Please return every line from the entries that has the string "JSON" in it.

(PROVIDED MATERIAL)

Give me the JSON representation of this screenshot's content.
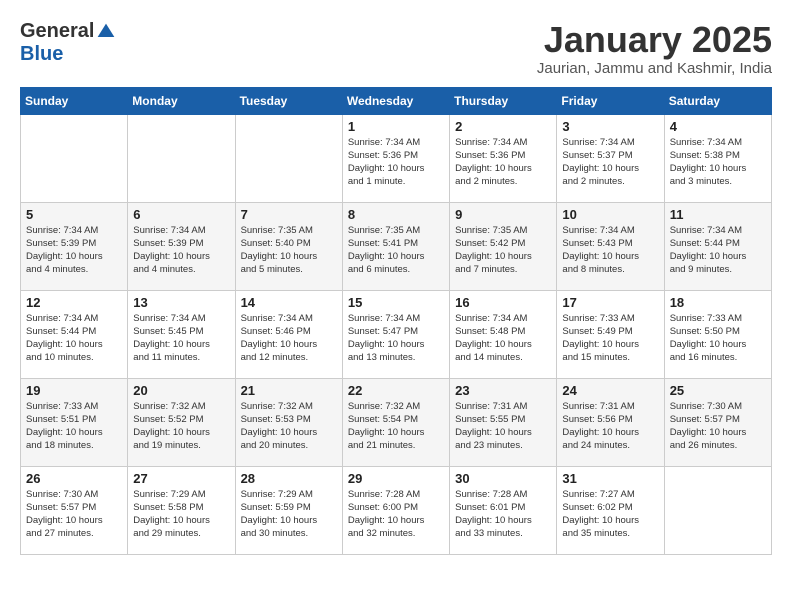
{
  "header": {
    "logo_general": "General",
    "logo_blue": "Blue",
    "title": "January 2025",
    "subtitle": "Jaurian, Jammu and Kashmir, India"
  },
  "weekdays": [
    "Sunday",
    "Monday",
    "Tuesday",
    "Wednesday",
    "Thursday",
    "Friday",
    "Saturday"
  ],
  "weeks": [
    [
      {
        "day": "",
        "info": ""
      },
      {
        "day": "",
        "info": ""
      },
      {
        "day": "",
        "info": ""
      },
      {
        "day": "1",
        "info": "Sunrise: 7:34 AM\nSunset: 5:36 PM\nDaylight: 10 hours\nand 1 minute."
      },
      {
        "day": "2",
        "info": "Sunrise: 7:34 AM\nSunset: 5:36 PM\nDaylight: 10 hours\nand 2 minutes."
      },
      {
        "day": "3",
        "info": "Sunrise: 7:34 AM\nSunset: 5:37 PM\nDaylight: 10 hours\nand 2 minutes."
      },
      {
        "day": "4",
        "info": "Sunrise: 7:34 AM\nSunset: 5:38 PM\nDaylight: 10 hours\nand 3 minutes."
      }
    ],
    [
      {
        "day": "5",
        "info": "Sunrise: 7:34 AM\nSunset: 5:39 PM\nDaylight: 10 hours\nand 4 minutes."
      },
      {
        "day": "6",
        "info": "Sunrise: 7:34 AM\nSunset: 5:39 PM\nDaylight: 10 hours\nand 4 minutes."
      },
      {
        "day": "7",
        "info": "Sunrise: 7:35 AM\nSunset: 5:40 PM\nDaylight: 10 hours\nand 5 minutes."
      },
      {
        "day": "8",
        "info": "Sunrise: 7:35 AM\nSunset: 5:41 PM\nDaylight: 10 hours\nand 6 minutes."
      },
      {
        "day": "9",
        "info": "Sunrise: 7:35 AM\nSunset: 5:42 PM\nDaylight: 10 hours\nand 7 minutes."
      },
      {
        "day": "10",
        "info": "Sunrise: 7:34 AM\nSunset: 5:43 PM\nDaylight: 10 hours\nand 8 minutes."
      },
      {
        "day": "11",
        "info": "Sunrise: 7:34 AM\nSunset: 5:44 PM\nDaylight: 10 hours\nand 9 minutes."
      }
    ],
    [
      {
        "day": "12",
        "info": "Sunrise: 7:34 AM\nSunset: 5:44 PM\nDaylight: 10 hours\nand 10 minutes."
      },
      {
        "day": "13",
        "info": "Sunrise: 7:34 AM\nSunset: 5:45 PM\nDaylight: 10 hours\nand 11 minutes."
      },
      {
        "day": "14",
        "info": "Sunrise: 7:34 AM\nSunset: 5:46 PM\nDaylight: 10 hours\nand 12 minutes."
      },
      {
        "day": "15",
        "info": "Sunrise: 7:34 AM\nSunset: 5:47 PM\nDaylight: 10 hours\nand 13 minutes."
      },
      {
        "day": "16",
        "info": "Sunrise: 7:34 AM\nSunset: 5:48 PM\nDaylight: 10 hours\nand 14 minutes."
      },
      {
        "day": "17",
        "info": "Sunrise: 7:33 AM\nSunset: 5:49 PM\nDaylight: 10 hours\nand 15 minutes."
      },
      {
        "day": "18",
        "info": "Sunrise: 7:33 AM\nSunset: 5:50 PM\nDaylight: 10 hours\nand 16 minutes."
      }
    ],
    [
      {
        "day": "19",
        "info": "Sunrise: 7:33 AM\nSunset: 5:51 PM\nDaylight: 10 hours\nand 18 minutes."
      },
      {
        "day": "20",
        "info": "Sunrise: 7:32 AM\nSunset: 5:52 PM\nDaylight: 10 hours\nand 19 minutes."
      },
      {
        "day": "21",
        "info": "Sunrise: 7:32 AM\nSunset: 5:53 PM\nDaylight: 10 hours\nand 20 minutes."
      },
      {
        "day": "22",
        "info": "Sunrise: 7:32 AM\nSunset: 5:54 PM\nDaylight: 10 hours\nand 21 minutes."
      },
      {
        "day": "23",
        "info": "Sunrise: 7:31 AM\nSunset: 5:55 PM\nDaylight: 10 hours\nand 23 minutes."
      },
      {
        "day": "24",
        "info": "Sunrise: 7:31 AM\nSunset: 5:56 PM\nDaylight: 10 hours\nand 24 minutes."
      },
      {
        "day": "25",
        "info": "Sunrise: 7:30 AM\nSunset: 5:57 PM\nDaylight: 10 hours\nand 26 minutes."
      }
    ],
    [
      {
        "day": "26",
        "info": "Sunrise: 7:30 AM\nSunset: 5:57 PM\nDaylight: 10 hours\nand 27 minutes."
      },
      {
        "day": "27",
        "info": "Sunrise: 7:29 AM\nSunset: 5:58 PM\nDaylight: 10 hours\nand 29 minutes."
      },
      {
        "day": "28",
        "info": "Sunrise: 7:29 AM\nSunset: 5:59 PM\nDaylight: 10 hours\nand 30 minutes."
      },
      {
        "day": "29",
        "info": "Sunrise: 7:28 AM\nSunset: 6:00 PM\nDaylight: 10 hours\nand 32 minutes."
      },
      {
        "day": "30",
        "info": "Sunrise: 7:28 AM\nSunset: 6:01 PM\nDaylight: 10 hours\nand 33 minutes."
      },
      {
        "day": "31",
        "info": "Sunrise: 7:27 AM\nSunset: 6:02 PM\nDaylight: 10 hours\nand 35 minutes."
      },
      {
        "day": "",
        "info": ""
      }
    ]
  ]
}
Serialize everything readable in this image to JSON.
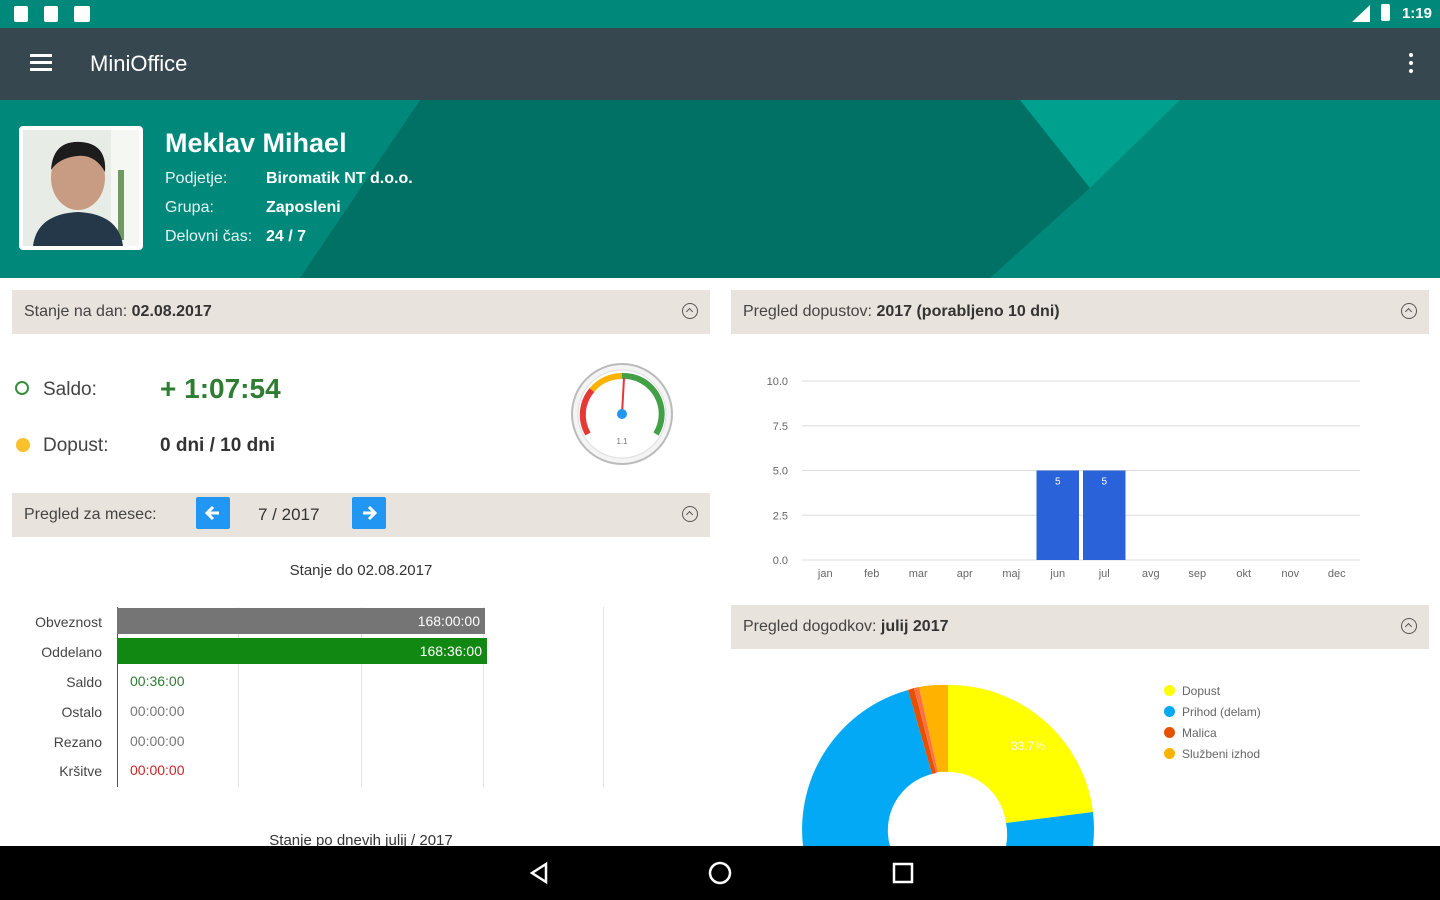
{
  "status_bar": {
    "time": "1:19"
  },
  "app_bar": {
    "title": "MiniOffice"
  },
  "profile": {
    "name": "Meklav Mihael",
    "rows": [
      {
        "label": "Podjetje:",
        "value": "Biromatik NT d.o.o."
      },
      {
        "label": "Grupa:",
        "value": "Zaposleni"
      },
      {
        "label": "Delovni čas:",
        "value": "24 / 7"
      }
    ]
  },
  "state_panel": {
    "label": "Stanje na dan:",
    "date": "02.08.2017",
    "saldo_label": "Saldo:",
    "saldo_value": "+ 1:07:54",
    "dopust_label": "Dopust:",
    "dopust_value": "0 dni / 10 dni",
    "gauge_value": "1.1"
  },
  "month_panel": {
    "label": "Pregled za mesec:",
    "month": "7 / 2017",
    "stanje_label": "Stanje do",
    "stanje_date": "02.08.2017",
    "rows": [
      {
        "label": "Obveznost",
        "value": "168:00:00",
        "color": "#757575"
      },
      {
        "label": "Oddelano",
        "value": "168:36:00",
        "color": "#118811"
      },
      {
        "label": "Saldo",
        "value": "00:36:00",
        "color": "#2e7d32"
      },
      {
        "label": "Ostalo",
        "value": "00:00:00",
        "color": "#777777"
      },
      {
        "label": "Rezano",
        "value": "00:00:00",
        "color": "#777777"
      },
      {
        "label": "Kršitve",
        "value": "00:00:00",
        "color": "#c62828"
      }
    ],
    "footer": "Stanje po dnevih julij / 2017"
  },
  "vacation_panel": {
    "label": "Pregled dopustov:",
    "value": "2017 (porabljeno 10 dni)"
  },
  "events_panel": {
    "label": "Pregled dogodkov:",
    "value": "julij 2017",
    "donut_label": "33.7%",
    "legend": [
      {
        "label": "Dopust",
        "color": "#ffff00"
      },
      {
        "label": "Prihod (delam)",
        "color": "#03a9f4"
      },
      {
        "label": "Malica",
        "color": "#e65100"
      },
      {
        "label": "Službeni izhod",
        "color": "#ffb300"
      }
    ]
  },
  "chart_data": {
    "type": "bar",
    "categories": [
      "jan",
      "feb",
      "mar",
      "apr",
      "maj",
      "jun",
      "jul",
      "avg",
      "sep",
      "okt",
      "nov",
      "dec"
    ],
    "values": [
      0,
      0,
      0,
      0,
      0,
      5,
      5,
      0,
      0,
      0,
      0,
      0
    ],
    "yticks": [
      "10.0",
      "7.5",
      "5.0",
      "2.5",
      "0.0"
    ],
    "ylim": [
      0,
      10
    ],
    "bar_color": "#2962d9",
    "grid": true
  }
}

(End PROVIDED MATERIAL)

### WRITTEN ANSWER
Give me the JSON representation of this screenshot's content.
Serialize everything readable in this image to JSON.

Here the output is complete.